#### Exercise requirements
Would you please reproduce all the entries word for word, minus the pictures?
--- START ---
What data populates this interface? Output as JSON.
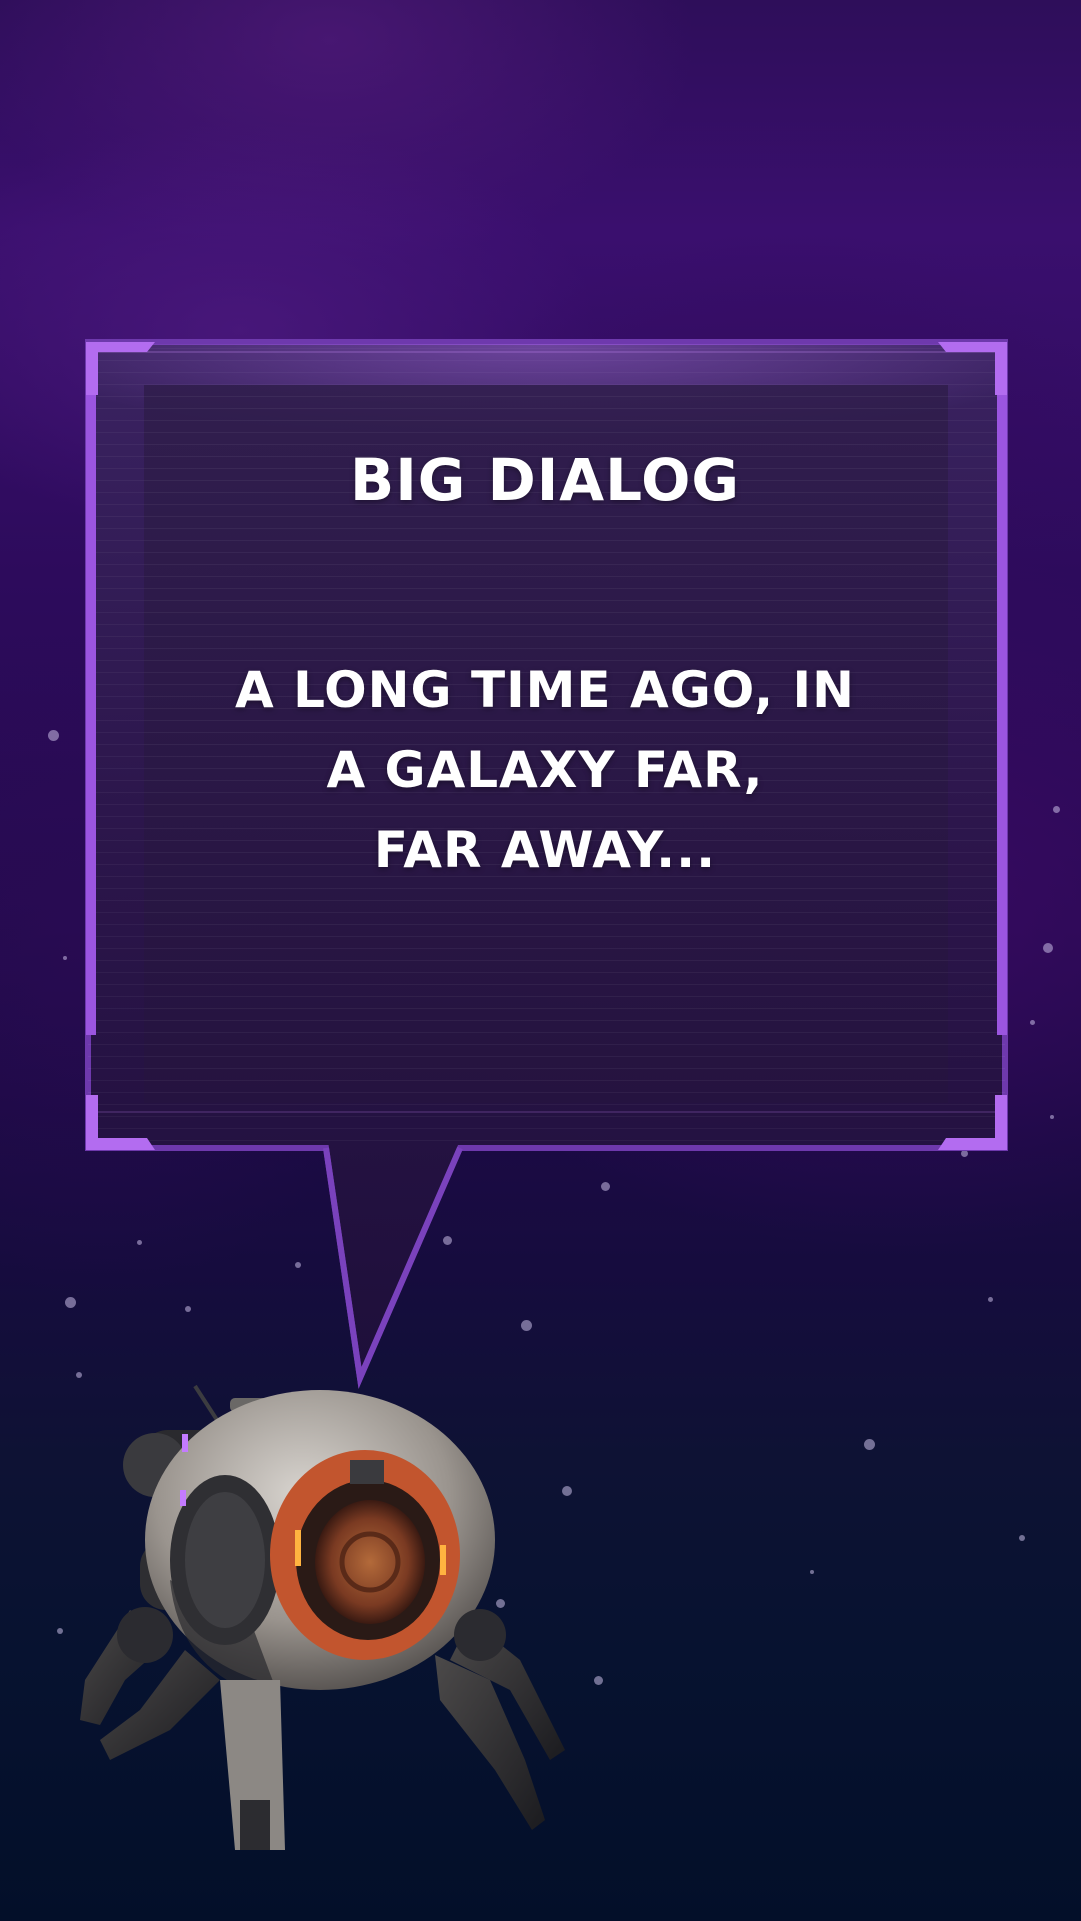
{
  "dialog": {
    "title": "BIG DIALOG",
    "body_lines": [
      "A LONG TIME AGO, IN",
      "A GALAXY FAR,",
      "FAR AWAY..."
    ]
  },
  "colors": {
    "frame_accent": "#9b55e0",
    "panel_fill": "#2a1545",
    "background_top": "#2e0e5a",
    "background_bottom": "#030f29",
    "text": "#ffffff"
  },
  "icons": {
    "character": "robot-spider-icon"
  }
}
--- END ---
#### Your response
What data populates this interface? Output as JSON.
{
  "dialog": {
    "title": "BIG DIALOG",
    "body_lines": [
      "A LONG TIME AGO, IN",
      "A GALAXY FAR,",
      "FAR AWAY..."
    ]
  },
  "colors": {
    "frame_accent": "#9b55e0",
    "panel_fill": "#2a1545",
    "background_top": "#2e0e5a",
    "background_bottom": "#030f29",
    "text": "#ffffff"
  },
  "icons": {
    "character": "robot-spider-icon"
  }
}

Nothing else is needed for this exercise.